Published on:

From the Greenhouse to Your Plate

Text by Debbie Kunder / Images by Steve Keith

Have you ever come across someone so passionate about an obscure hobby or job and wondered, why that? How does someone get so deeply involved in calligraphy or quilling, vintage record player restoration, tattooing cars, or fermenting kombucha? And then there are those pretty little greens that chefs use to adorn their dishes in fine restaurants. Microgreens. How might someone become passionate about something as specialized and random as growing microgreens? Lorraine Cooyman could tell you.

Lorraine moved to Aruba from Holland in 2015 to work at the Dutch Marine base here. Her specialty is seamanship—she is no stranger to heavy, grueling work—but at the base in Aruba, she tends bar. Lorraine has always enjoyed growing things, and about two years ago, she started getting more interested in the eco-friendly movement. So in her spare time, when not slinging drinks at the base, she began experimenting with aquaponics. She successfully built her own aquaponics system at her cunucu-style home in Santa Cruz and had hopes of building systems for island restaurants as a side job. Although that plan never came to fruition, it serendipitously led to something greater. While researching online about aquaponics one day, she clicked on something about microgreens. Intrigued, she delved deeper into the subject, discovering a whole new world. The good old Internet—that’s how Lorraine got into growing microgreens!

Aruba farming Petite Greens

Lorraine has learned everything she knows about growing microgreens through self-study and experimentation—like how to achieve the perfect size, halfway between a sprout and a baby leaf, and how to grow the microgreens to get just the right shape. “In this way, they’re like little pieces of art,” Lorraine explains. “I love sowing the seeds and waiting for them to grow. It’s like waiting for little presents to open.”

Aruba farming
Aruba farming

Always one to challenge herself, Lorraine grows 25 different types of microgreens, many of them the hardest to grow. They include borage, basil, pea tendril, arugula, red shiso, green shiso, red amaranth, basil, cilantro, dill, and fennel, among others. Microgreens are very healthy (healthier than full-size vegetables), but Lorraine is mostly interested in how they look and taste, because this is what matters most to her clients. About a year ago, Lorraine started selling her microgreens to Aruba’s restaurants under the name Petite Greens Aruba. Her microgreens adorn the plates coming out of the kitchens at Screaming Eagle, White Modern Cuisine, The Kitchen Table by White, Papillon, and other island restaurants, and have earned the respect of some of Aruba’s top chefs.

Petite Greens Aruba

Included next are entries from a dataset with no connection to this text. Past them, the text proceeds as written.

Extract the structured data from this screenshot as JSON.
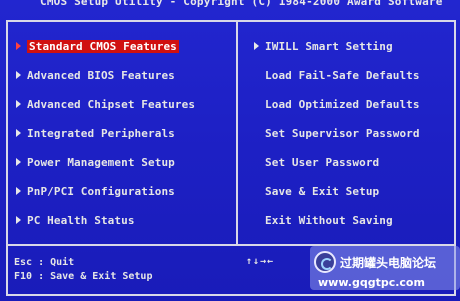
{
  "title": "CMOS Setup Utility - Copyright (C) 1984-2000 Award Software",
  "menu": {
    "left": [
      {
        "label": "Standard CMOS Features",
        "selected": true
      },
      {
        "label": "Advanced BIOS Features",
        "selected": false
      },
      {
        "label": "Advanced Chipset Features",
        "selected": false
      },
      {
        "label": "Integrated Peripherals",
        "selected": false
      },
      {
        "label": "Power Management Setup",
        "selected": false
      },
      {
        "label": "PnP/PCI Configurations",
        "selected": false
      },
      {
        "label": "PC Health Status",
        "selected": false
      }
    ],
    "right": [
      {
        "label": "IWILL Smart Setting",
        "has_arrow": true
      },
      {
        "label": "Load Fail-Safe Defaults",
        "has_arrow": false
      },
      {
        "label": "Load Optimized Defaults",
        "has_arrow": false
      },
      {
        "label": "Set Supervisor Password",
        "has_arrow": false
      },
      {
        "label": "Set User Password",
        "has_arrow": false
      },
      {
        "label": "Save & Exit Setup",
        "has_arrow": false
      },
      {
        "label": "Exit Without Saving",
        "has_arrow": false
      }
    ]
  },
  "footer": {
    "esc": "Esc : Quit",
    "f10": "F10 : Save & Exit Setup",
    "nav": "↑↓→←"
  },
  "watermark": {
    "text": "过期罐头电脑论坛",
    "url": "www.gqgtpc.com"
  },
  "colors": {
    "background": "#1d20c4",
    "text": "#e6e6e6",
    "highlight": "#d01010",
    "border": "#d8d8e8"
  }
}
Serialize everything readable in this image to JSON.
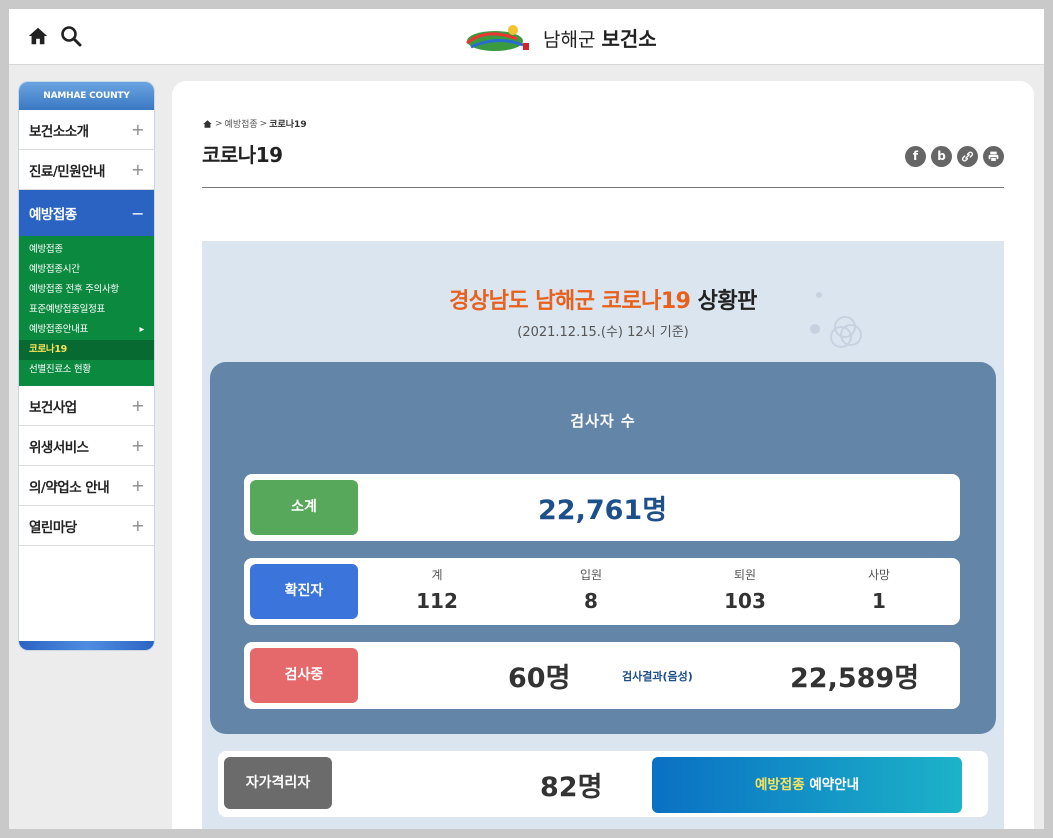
{
  "header": {
    "logo_name": "남해군",
    "logo_bold": "보건소",
    "home_icon": "home-icon",
    "search_icon": "search-icon"
  },
  "sidebar": {
    "head": "NAMHAE COUNTY",
    "items": [
      {
        "label": "보건소소개",
        "toggle": "+"
      },
      {
        "label": "진료/민원안내",
        "toggle": "+"
      },
      {
        "label": "예방접종",
        "toggle": "−"
      },
      {
        "label": "보건사업",
        "toggle": "+"
      },
      {
        "label": "위생서비스",
        "toggle": "+"
      },
      {
        "label": "의/약업소 안내",
        "toggle": "+"
      },
      {
        "label": "열린마당",
        "toggle": "+"
      }
    ],
    "sub": [
      {
        "label": "예방접종"
      },
      {
        "label": "예방접종시간"
      },
      {
        "label": "예방접종 전후 주의사항"
      },
      {
        "label": "표준예방접종일정표"
      },
      {
        "label": "예방접종안내표",
        "arrow": "▸"
      },
      {
        "label": "코로나19"
      },
      {
        "label": "선별진료소 현황"
      }
    ]
  },
  "breadcrumb": {
    "level1": "예방접종",
    "level2": "코로나19",
    "sep": ">"
  },
  "page": {
    "title": "코로나19",
    "share": {
      "facebook": "f",
      "blog": "b",
      "link": "🔗",
      "print": "🖶"
    }
  },
  "board": {
    "title_highlight": "경상남도 남해군 코로나19",
    "title_tail": "상황판",
    "date": "(2021.12.15.(수) 12시 기준)",
    "panel_title": "검사자 수",
    "subtotal": {
      "label": "소계",
      "value": "22,761명"
    },
    "confirmed": {
      "label": "확진자",
      "cols": [
        {
          "label": "계",
          "value": "112"
        },
        {
          "label": "입원",
          "value": "8"
        },
        {
          "label": "퇴원",
          "value": "103"
        },
        {
          "label": "사망",
          "value": "1"
        }
      ]
    },
    "testing": {
      "label": "검사중",
      "value": "60명",
      "neg_label": "검사결과(음성)",
      "neg_value": "22,589명"
    },
    "quarantine": {
      "label": "자가격리자",
      "value": "82명"
    },
    "reserve": {
      "highlight": "예방접종",
      "rest": " 예약안내"
    }
  }
}
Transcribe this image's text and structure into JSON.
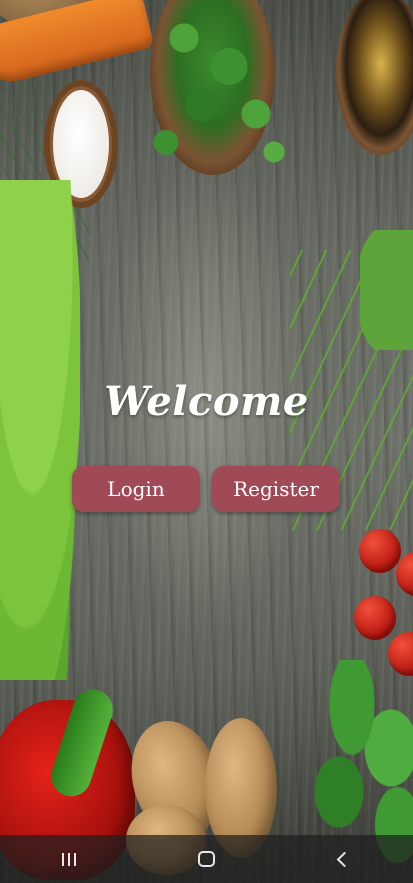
{
  "screen": {
    "welcome_text": "Welcome"
  },
  "actions": {
    "login_label": "Login",
    "register_label": "Register",
    "button_color": "#a14a57"
  },
  "navbar": {
    "icons": [
      "recents-icon",
      "home-icon",
      "back-icon"
    ]
  }
}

Lorraine has a great business model. Drawing on her French culinary education (earned pre-military), she studies a potential client’s menu and decides which microgreens would best complement specific dishes. Then she grows custom samples, which she takes to the client to woo them with. And what if Lorraine doesn’t normally grow a particular type of microgreen desired by a chef? She’ll research it, order the seeds, and grow it.

Lorraine takes a grown-to-order approach with her business. Every tray of microgreens in her greenhouse is already spoken for by one of the island’s restaurants. Judging by the fact that most surfaces are already covered by trays of beautiful microgreens, she’s going to need to expand soon, which is exactly her plan. After 17 years of being in the military service—with all its rigid rules—Lorraine is ready to throw in the towel and pursue her creative passion of growing microgreens full time. She’ll be aiming for some of the larger resorts that house several restaurants each, and in preparation, she is already building another greenhouse.

Petite Greens Aruba Lorraine Cooyman

As a final note, Lorraine explains that her microgreens have always grown quite well. So what’s the secret? Temperature, humidity, luck? “Passion. I truly feel that it’s the passion I bring to growing that explains my success. I even talk to my microgreens. I want perfection.” She’s like a kid when she’s in her greenhouse, happily tinkering with her little works of art. That’s surely a sign that she’s living her dream.

For more information, visit @petitegreensaruba on Facebook.